- While the apples drip, preheat the oven to 400F and line two baking sheets with parchment paper. Remove the pie crust disc from the fridge. Lightly flour a large board and a rolling pin, then unwrap the disc, divide it in half, and set half on the floured board. Pop the other half back into the fridge until you are ready for it. Using firm and deliberate strokes, roll out the first half of the dough into a rough circle about ¼ inch thick. Every few rolls, shift the dough circle around, flipping it and adjusting it on the board – this will minimize sticking. You can also add more flour if needed.
- With an even ¼ inch layer of dough, use a floured cutter or lip of a glass to cut the dough into circles. I went with 5 inches in diameter. To avoid extra stickiness or tearing the dough, press straight down without twisting. Once you have cut all the way through the dough, then you can twist the cutter a bit to loosen the round from the board.
- Once you have made all the circles you can, gather together your scraps and re-roll them – you want to do this as quickly as you can to prevent the butter from softening too much. Roll out and cut again, then repeat with the other half of the dough. Position your dough circles on the prepared baking sheets (it’s okay if they overlap – they won’t stick), and put them into the fridge to chill out again.
- Now turn back to the filling. When you have at least ½ cup of liquid from the apples, pour it into a small saucepan along with the 2 tablespoons butter and the bourbon, if using, and cook over medium-low heat until it becomes thick and syrupy, and only about ⅓ cup remains.

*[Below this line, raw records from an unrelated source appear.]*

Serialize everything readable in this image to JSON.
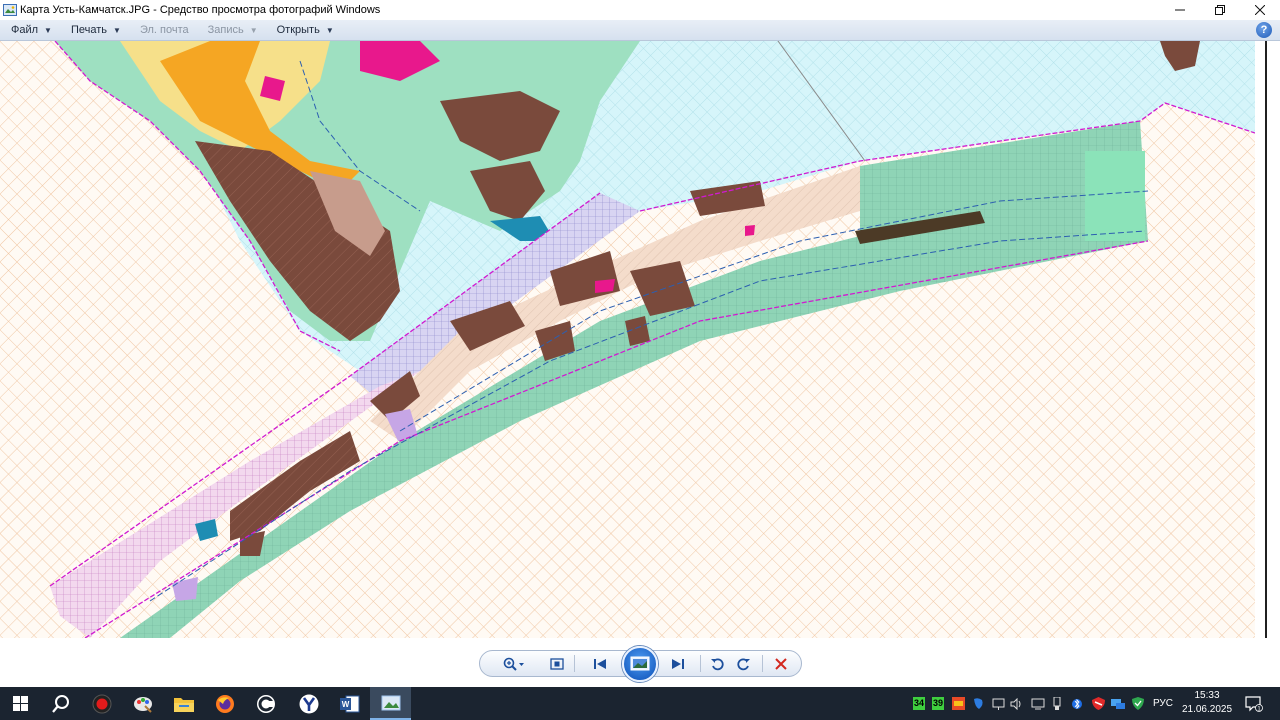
{
  "window": {
    "title": "Карта Усть-Камчатск.JPG - Средство просмотра фотографий Windows",
    "minimize_icon": "minimize-icon",
    "maximize_icon": "restore-icon",
    "close_icon": "close-icon"
  },
  "menu": {
    "items": [
      {
        "label": "Файл",
        "enabled": true
      },
      {
        "label": "Печать",
        "enabled": true
      },
      {
        "label": "Эл. почта",
        "enabled": false
      },
      {
        "label": "Запись",
        "enabled": false
      },
      {
        "label": "Открыть",
        "enabled": true
      }
    ],
    "help_label": "?"
  },
  "image": {
    "description_icon": "zoning-map-image",
    "colors": {
      "water": "#d4f4f8",
      "residential": "#7c4a3b",
      "mixed_zone": "#f3dccb",
      "green_zone": "#87d8b2",
      "commercial": "#f5a623",
      "magenta_zone": "#e8188c",
      "boundary": "#d01ad0",
      "hatch": "#f1c8a6"
    }
  },
  "controls": {
    "zoom_icon": "zoom-icon",
    "fit_icon": "actual-size-icon",
    "prev_icon": "previous-icon",
    "slideshow_icon": "slideshow-icon",
    "next_icon": "next-icon",
    "rotate_left_icon": "rotate-counterclockwise-icon",
    "rotate_right_icon": "rotate-clockwise-icon",
    "delete_icon": "delete-icon"
  },
  "taskbar": {
    "apps": [
      "start-icon",
      "search-icon",
      "record-icon",
      "paint-icon",
      "file-explorer-icon",
      "firefox-icon",
      "browser-icon",
      "yandex-icon",
      "word-icon",
      "photo-viewer-icon"
    ],
    "tray": {
      "badge1": "34",
      "badge2": "39",
      "language": "РУС",
      "time": "15:33",
      "date": "21.06.2025",
      "notifications": "1"
    }
  }
}
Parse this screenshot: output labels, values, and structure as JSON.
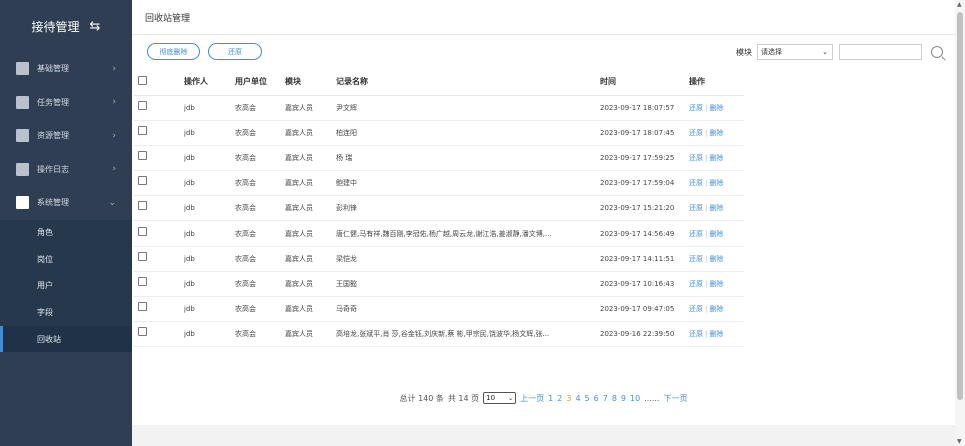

- While the apple drippings cook down, plop the apples back into the original large bowl. Using the same food processor you used for the crust (you can wash it out if you want – I usually just scrape out any big lingering bits), pulse up the cranberries until they are coarsely chopped. You can do this by hand if you want, but it is fairly messy.
- Add the cranberry pieces to the apple chunks in the large bowl, and toss them with the cornstarch until the cornstarch is no longer visible.
- When the apple drippings are reduced to a thick, syrupy caramel, pour it back over the fruit and toss gently to combine.
- Now, pull the prepared dough rounds out of the fridge (I’d do one baking sheet at a time), and add 1½-2 tablespoons filling to each 5-inch round of dough. You will be tempted to add more. Don’t do it! 1½, or a scant 2, tablespoons is all that can safely fit. If your rounds are smaller, you will, of course, need less filling. When all rounds are filled, you’ll likely have a tablespoon or 2 of filling left over.
- As you place each tiny pile of filling in the middle of the dough round, fold it in half and press the edges together with your forefinger and thumb. To seal each little half-moon package, set it down on the floured board or on your baking sheet and press down on the edges all the way around with the back of the tines of a fork.
- Settle each crescent evenly spaced on your baking sheet – you should be able to fit 8 per sheet without them touching each other. Slash the top of each one lightly with a knife to give an escape valve for steam, and if desired, sprinkle on a pinch or two of coarse sugar before levering them into the oven.
- Bake at 400F for 25-30 minutes, until the crusts are puffed and golden brown, and possibly a bit of gooey syrup escapes from the less-carefully-crimped edges.
- Cool for at least 10 minutes before digging in. They are perfect on their own, but I suspect a scoop of vanilla ice cream wouldn’t hurt matters…